With the Deutschland class the difference was calculated to about 15%, unless my sources are wrong. This is more plausible than 2%, considering that riveting requires overlap joints and much more framing. You have to a make a distinction from hull weight (IE the part of the ship that can be welded)...
by Dave Saxton
Sat Mar 11, 2017 7:49 pm
Forum: Naval Technology
Topic: Yamotoand Mushashi
Replies: 8
Views: 274

Re: Yamato and Musashi

With the Deutschland class the difference was calculated to about 15%, unless my sources are wrong.

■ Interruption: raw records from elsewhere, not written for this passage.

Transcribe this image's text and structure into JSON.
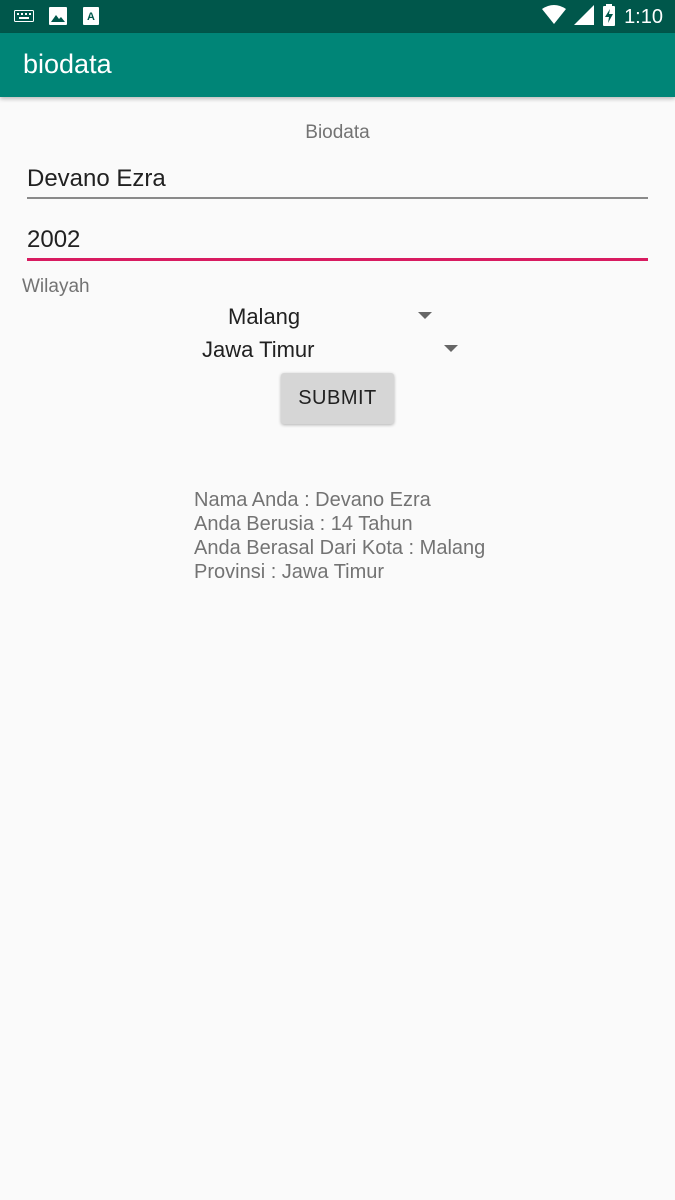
{
  "status_bar": {
    "time": "1:10",
    "icons_left": [
      "keyboard-icon",
      "image-icon",
      "font-icon"
    ],
    "icons_right": [
      "wifi-icon",
      "signal-icon",
      "battery-charging-icon"
    ]
  },
  "app_bar": {
    "title": "biodata",
    "color": "#008577"
  },
  "form": {
    "heading": "Biodata",
    "name_value": "Devano Ezra",
    "year_value": "2002",
    "region_label": "Wilayah",
    "city_selected": "Malang",
    "province_selected": "Jawa Timur",
    "submit_label": "SUBMIT",
    "accent_color": "#d81b60"
  },
  "result": {
    "lines": [
      "Nama Anda : Devano Ezra",
      "Anda Berusia : 14 Tahun",
      "Anda Berasal Dari Kota : Malang",
      "Provinsi : Jawa Timur"
    ]
  }
}
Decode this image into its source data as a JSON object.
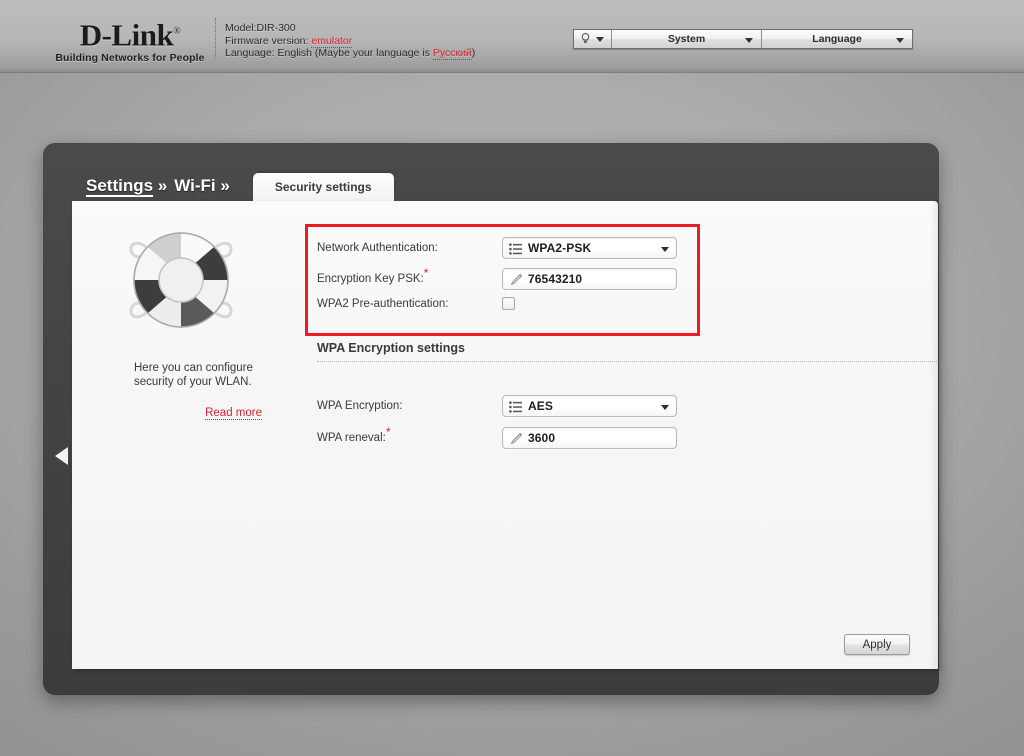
{
  "header": {
    "logo_main": "D-Link",
    "logo_reg": "®",
    "logo_sub": "Building Networks for People",
    "model_label": "Model:",
    "model_value": "DIR-300",
    "firmware_label": "Firmware version:",
    "firmware_value": "emulator",
    "language_prefix": "Language: English (Maybe your language is",
    "language_link": "Русский",
    "language_suffix": ")",
    "controls": {
      "bulb_icon": "lightbulb-icon",
      "system_label": "System",
      "language_label": "Language"
    }
  },
  "tabs": {
    "breadcrumb_settings": "Settings",
    "breadcrumb_sep": "»",
    "breadcrumb_wifi": "Wi-Fi",
    "active_tab": "Security settings"
  },
  "sidebar": {
    "icon": "lifebuoy-icon",
    "description": "Here you can configure security of your WLAN.",
    "read_more": "Read more"
  },
  "form": {
    "network_auth_label": "Network Authentication:",
    "network_auth_value": "WPA2-PSK",
    "encryption_key_label": "Encryption Key PSK:",
    "encryption_key_value": "76543210",
    "preauth_label": "WPA2 Pre-authentication:",
    "preauth_checked": false,
    "section_title": "WPA Encryption settings",
    "wpa_encryption_label": "WPA Encryption:",
    "wpa_encryption_value": "AES",
    "wpa_renewal_label": "WPA reneval:",
    "wpa_renewal_value": "3600",
    "required_marker": "*"
  },
  "footer": {
    "apply_label": "Apply"
  },
  "colors": {
    "accent_red": "#d5232f",
    "highlight_border": "#ec1c24",
    "frame_dark": "#444444"
  }
}
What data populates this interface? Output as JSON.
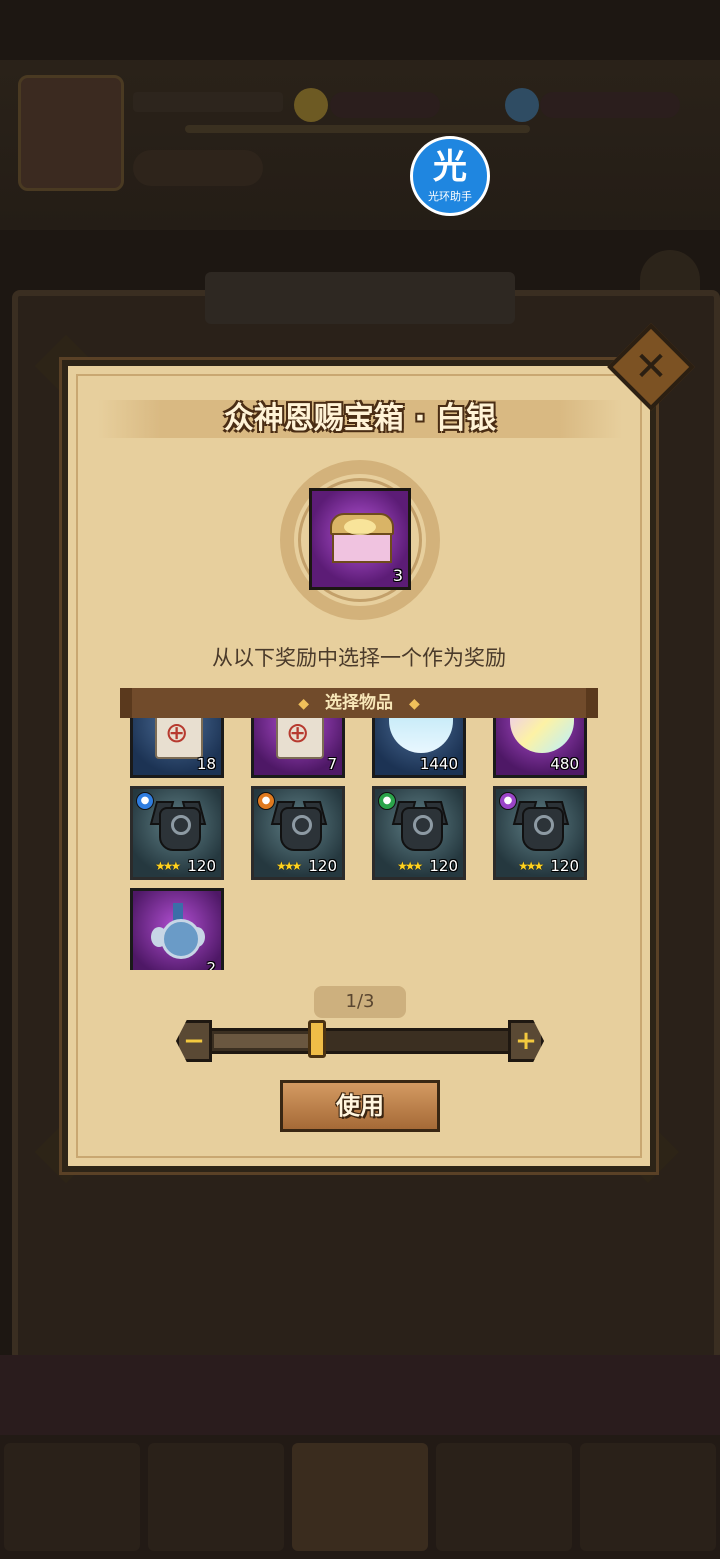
{
  "watermark": {
    "glyph": "光",
    "label": "光环助手"
  },
  "dialog": {
    "title": "众神恩赐宝箱 · 白银",
    "main_item": {
      "icon": "silver-chest",
      "count": "3"
    },
    "instruction": "从以下奖励中选择一个作为奖励",
    "section_label": "选择物品",
    "items": [
      {
        "icon": "scroll-icon",
        "count": "18",
        "rarity": "blue"
      },
      {
        "icon": "scroll-icon",
        "count": "7",
        "rarity": "purple"
      },
      {
        "icon": "crystal-icon",
        "count": "1440",
        "rarity": "blue"
      },
      {
        "icon": "crystal-icon",
        "count": "480",
        "rarity": "purple"
      },
      {
        "icon": "helmet-icon",
        "count": "120",
        "stars": "★★★",
        "type": "blue"
      },
      {
        "icon": "helmet-icon",
        "count": "120",
        "stars": "★★★",
        "type": "orange"
      },
      {
        "icon": "helmet-icon",
        "count": "120",
        "stars": "★★★",
        "type": "green"
      },
      {
        "icon": "helmet-icon",
        "count": "120",
        "stars": "★★★",
        "type": "purple"
      },
      {
        "icon": "medal-icon",
        "count": "2",
        "rarity": "purple"
      }
    ],
    "page": "1/3",
    "slider": {
      "value": 0.35,
      "minus": "−",
      "plus": "+"
    },
    "use_label": "使用",
    "close": "✕"
  },
  "colors": {
    "parchment": "#e7cf9d",
    "frame": "#2d2417",
    "accent": "#f0bd47"
  }
}
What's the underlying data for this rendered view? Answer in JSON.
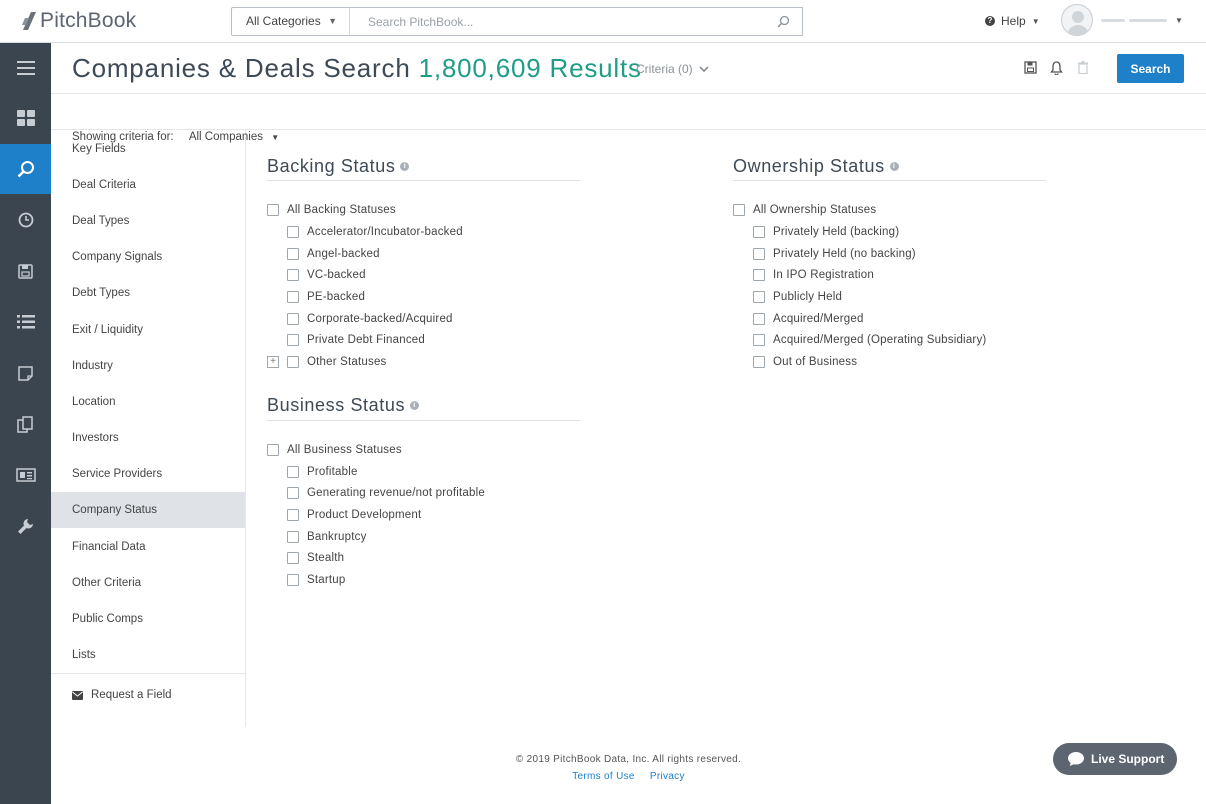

This is more plausible than 2%, considering that riveting requires overlap joints and much more framing.
by Dave Saxton
Thu Mar 09, 2017 5:09 pm
Forum: Naval Technology
Topic: Yamotoand Mushashi
Replies: 8
Views: 274

Re: Yamotoand Mushashi

The Yamato class design was based strictly on the strict all or nothing protection concept. Only the citadel, and turrets and barbets, were protected by armour, which was heavy. The main belts had a maximum thickness of 16-inches and were sloped 20*. This was capped by single armoured deck of 8-inch...
by Dave Saxton
Thu Mar 09, 2017 5:06 pm
Forum: Naval Technology
Topic: Yamotoand Mushashi
Replies: 8
Views: 274

Re: Yamato and Musashi

Surely you meant Yamato and Musashi, Yamato and Musashi were the products of the IJN’s decisive battle doctrine. This doctrine was based on a hypothetical war plan with the USN. The idea was that the USN would need to sail across the vast Pacific to relieve an outpost (The Philippines for example). ...

Go to advanced search